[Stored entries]
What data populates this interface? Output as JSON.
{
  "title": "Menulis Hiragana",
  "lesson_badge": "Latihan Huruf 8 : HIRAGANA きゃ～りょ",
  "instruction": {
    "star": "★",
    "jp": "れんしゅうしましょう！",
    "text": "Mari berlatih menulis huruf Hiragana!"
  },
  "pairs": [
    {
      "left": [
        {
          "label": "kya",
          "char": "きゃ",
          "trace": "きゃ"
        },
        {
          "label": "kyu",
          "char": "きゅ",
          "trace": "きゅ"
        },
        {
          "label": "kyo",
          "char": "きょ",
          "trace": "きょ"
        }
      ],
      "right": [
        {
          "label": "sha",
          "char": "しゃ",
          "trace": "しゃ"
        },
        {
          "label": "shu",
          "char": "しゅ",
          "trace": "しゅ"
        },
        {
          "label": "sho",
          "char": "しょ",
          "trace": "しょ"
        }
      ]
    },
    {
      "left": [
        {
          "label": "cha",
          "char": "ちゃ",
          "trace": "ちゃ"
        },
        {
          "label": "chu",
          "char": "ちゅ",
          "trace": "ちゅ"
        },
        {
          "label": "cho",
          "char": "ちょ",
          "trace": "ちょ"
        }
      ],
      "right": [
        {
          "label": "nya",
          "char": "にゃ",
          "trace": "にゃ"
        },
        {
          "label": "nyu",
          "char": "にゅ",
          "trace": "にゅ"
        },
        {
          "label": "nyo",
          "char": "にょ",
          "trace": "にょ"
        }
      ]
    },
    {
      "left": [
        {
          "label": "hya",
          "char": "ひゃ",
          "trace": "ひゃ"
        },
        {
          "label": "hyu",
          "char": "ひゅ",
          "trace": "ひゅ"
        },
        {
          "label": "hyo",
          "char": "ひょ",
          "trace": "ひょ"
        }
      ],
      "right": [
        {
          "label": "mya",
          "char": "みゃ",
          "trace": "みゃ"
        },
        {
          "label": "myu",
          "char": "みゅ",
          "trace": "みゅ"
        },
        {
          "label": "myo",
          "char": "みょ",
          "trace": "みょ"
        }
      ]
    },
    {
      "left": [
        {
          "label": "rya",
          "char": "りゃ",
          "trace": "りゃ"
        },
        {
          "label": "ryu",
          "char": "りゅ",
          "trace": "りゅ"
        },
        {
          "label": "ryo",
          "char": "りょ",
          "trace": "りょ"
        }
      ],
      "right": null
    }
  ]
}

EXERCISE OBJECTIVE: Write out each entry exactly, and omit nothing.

RESPONSE FOR THIS EXERCISE:
What data populates this interface? Output as JSON.
{
  "title": "Menulis Hiragana",
  "lesson_badge": "Latihan Huruf 8 : HIRAGANA きゃ～りょ",
  "instruction": {
    "star": "★",
    "jp": "れんしゅうしましょう！",
    "text": "Mari berlatih menulis huruf Hiragana!"
  },
  "pairs": [
    {
      "left": [
        {
          "label": "kya",
          "char": "きゃ",
          "trace": "きゃ"
        },
        {
          "label": "kyu",
          "char": "きゅ",
          "trace": "きゅ"
        },
        {
          "label": "kyo",
          "char": "きょ",
          "trace": "きょ"
        }
      ],
      "right": [
        {
          "label": "sha",
          "char": "しゃ",
          "trace": "しゃ"
        },
        {
          "label": "shu",
          "char": "しゅ",
          "trace": "しゅ"
        },
        {
          "label": "sho",
          "char": "しょ",
          "trace": "しょ"
        }
      ]
    },
    {
      "left": [
        {
          "label": "cha",
          "char": "ちゃ",
          "trace": "ちゃ"
        },
        {
          "label": "chu",
          "char": "ちゅ",
          "trace": "ちゅ"
        },
        {
          "label": "cho",
          "char": "ちょ",
          "trace": "ちょ"
        }
      ],
      "right": [
        {
          "label": "nya",
          "char": "にゃ",
          "trace": "にゃ"
        },
        {
          "label": "nyu",
          "char": "にゅ",
          "trace": "にゅ"
        },
        {
          "label": "nyo",
          "char": "にょ",
          "trace": "にょ"
        }
      ]
    },
    {
      "left": [
        {
          "label": "hya",
          "char": "ひゃ",
          "trace": "ひゃ"
        },
        {
          "label": "hyu",
          "char": "ひゅ",
          "trace": "ひゅ"
        },
        {
          "label": "hyo",
          "char": "ひょ",
          "trace": "ひょ"
        }
      ],
      "right": [
        {
          "label": "mya",
          "char": "みゃ",
          "trace": "みゃ"
        },
        {
          "label": "myu",
          "char": "みゅ",
          "trace": "みゅ"
        },
        {
          "label": "myo",
          "char": "みょ",
          "trace": "みょ"
        }
      ]
    },
    {
      "left": [
        {
          "label": "rya",
          "char": "りゃ",
          "trace": "りゃ"
        },
        {
          "label": "ryu",
          "char": "りゅ",
          "trace": "りゅ"
        },
        {
          "label": "ryo",
          "char": "りょ",
          "trace": "りょ"
        }
      ],
      "right": null
    }
  ]
}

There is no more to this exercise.